How much is too much for a departing CEO of a bankrupt airline? A federal bankruptcy judge says it would be “inappropriate” to approve a $20 million dollar exit payment to Tom Horton, the outgoing CEO of American Airlines. Judge Sean Lane approved the $11 billion merger of American and US Airways on Wednesday. This clears the way for the two carriers to form the world’s biggest airline, with 6,700 daily flights and annual revenue of $40 billion.
The merger, first announced last month, still needs approval from antitrust regulators and US Airways shareholders. It is expected to close by the fall. American has been in bankruptcy protection since November 2011. Horton negotiated his big payout as part of the merger agreement. The judge said the severance package was his “only hang-up” with the merger, and plans to issue a written decision at a later date detailing his reasoning. US Airways CEO Doug Parker, who championed the merger despite Horton’s initial resistance, is set to run the combined airline.
CEO pay has soared in recent years. According to a new USA Today analysis of 145 large corporations, the average paycheck for a chief executive last year rose 8 percent from a year earlier to $9.7 million. Executive pay hikes continue as many companies hold down employee wage increases. When things go wrong, however, CEOs can see their compensation cut back. The Wall Street Journal reports Chevron’s board has cut pay for its CEO and other top executives following a string of accidents since late 2011. Certain awards “related to stock performance” were cut by 11 percent and bonuses by at least 10 percent for CEO John Watson and several other top Chevron executives, a source told The Journal.
Imagine having no access to your bank account for two weeks because the government ordered a bank closure. That’s what happened on Cyprus. This morning the island nation’s banks are open again after the longest closure in Europe for decades. Customers now have access to their accounts, but with strict limits on withdrawals. Lines formed at some bank branches which were closed since March 16 while politicians wrangled over how to come up with enough funds to qualify for an international bailout. That agreement was finally reached in Brussels early Monday. Renewed jitters about Europe’s debt crisis sent international stock markets lower today.

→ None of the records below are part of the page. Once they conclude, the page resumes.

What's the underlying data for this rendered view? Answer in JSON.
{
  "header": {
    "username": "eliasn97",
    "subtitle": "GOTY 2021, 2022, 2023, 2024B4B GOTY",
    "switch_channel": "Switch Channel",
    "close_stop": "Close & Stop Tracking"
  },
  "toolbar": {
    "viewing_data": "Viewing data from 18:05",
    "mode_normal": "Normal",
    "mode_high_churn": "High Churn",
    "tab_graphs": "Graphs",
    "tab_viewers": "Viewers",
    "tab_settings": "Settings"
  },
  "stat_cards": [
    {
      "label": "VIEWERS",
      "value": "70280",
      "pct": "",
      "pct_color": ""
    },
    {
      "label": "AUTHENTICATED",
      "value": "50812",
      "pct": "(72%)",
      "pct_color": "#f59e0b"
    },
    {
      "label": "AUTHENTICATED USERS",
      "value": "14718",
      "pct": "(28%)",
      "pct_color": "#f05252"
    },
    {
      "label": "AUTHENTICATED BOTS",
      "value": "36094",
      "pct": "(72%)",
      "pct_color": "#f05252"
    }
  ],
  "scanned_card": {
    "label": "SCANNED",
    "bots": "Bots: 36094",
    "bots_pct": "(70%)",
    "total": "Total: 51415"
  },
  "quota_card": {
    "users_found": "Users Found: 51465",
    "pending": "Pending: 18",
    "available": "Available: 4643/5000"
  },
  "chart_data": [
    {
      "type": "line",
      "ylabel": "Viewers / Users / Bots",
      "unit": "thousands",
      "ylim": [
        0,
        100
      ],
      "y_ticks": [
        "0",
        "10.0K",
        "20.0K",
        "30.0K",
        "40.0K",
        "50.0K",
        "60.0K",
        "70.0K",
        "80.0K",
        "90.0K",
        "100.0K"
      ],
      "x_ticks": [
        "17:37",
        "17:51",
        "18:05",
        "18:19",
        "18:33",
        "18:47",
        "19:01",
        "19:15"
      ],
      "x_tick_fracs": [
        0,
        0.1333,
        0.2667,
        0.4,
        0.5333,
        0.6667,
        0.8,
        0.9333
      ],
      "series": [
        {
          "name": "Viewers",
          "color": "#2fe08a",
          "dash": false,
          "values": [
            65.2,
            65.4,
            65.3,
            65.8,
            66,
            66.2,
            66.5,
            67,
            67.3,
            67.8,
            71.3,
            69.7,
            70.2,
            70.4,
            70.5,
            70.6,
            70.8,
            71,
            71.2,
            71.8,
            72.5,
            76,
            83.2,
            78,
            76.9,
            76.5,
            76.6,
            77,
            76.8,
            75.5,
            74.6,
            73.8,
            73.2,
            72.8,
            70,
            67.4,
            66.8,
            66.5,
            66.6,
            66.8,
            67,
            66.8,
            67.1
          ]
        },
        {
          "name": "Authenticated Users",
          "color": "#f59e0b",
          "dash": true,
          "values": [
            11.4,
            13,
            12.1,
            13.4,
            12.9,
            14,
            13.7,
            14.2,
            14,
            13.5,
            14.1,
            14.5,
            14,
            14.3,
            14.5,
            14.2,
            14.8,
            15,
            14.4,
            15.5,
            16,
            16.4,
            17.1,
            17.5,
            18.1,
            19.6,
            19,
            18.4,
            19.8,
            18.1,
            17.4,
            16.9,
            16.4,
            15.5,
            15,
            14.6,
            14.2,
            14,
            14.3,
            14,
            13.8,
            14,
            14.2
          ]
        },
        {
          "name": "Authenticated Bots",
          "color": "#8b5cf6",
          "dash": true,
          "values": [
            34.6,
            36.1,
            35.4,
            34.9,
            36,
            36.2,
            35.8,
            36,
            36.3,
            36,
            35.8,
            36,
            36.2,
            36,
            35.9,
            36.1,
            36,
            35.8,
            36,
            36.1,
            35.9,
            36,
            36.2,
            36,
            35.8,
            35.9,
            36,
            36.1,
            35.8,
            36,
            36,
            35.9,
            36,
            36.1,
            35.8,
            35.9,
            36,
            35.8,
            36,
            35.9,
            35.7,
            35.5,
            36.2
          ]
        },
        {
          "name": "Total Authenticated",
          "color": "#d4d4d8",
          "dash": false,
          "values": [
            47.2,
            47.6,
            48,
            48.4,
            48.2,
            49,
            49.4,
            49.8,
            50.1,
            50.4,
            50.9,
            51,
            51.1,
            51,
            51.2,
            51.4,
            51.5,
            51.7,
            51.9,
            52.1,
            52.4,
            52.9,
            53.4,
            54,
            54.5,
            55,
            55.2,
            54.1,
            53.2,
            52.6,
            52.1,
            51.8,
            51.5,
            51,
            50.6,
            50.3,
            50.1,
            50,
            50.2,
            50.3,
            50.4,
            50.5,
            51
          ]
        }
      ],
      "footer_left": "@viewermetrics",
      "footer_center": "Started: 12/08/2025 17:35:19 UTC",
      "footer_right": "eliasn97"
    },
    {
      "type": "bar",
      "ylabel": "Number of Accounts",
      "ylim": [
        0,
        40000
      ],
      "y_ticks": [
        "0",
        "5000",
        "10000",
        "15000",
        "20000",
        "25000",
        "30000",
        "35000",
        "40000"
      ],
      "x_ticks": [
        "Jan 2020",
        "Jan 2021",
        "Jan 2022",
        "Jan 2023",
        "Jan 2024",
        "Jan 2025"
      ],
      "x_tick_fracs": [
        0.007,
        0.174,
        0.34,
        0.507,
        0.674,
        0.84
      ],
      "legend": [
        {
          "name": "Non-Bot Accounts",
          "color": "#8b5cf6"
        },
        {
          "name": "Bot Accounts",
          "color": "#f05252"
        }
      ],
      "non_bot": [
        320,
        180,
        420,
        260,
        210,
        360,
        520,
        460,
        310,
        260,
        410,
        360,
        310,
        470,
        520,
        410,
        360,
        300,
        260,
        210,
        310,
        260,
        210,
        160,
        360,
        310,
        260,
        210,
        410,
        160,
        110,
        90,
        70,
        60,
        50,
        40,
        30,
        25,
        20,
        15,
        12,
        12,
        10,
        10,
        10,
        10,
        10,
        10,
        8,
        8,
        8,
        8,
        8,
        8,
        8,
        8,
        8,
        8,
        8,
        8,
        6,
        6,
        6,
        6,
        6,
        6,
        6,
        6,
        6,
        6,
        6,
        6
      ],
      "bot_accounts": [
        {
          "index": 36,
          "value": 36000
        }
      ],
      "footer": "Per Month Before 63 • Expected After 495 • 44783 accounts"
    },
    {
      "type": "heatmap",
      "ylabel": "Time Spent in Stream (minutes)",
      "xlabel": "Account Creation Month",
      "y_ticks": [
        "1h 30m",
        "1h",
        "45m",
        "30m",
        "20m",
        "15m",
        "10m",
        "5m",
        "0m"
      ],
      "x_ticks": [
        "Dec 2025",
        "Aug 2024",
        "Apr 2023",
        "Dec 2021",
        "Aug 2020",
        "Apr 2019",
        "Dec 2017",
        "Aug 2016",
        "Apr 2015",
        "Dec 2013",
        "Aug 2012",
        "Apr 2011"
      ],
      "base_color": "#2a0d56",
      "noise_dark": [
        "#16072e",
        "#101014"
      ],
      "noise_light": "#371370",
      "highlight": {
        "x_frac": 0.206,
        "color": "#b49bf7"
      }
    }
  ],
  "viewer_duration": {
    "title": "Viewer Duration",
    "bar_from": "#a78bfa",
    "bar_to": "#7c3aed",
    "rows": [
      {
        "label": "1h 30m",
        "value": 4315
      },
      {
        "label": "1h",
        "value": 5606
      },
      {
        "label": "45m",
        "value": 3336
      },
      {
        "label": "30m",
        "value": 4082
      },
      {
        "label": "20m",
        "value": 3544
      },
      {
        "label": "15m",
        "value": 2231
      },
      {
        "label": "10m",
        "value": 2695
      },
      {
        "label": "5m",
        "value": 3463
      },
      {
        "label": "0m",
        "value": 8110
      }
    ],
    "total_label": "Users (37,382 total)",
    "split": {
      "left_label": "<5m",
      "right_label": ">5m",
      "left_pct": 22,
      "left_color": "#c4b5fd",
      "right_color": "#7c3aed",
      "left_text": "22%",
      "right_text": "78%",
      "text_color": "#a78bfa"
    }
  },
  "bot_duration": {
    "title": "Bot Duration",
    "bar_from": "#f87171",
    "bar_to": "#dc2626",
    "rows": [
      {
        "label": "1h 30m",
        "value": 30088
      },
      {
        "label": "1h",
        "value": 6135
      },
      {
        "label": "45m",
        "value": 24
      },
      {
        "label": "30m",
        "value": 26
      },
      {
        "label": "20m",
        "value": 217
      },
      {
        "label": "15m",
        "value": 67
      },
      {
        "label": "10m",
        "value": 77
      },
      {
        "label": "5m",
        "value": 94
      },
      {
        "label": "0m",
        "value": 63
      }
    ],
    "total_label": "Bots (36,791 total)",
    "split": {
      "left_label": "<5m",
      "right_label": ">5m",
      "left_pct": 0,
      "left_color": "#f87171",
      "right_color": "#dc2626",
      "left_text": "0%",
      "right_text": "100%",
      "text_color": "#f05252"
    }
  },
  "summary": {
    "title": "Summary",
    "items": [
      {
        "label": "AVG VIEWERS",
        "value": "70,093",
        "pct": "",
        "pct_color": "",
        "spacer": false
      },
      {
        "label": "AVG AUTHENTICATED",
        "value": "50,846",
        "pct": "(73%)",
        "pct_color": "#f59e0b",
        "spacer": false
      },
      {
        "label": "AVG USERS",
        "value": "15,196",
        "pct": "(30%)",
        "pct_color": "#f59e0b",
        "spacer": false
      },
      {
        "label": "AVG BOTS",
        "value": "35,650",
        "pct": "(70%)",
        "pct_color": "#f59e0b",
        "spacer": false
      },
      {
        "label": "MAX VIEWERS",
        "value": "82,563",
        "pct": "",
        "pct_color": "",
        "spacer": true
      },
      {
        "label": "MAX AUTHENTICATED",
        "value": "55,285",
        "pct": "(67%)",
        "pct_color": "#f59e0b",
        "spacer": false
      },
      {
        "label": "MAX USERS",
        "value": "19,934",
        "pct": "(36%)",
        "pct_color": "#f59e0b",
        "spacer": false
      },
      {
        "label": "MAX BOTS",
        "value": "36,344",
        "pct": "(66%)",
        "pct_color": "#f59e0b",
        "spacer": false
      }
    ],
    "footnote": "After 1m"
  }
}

With the April 15 tax filing deadline approaching the US Justice Department says it has closed more than 30 unscrupulous tax preparers and tax fraud promoters in the last six months. Some charged exorbitant fees others made deceptive loans.
Richard Davies Business Correspondent ABC News Radio abcnews.com Twitter: daviesabc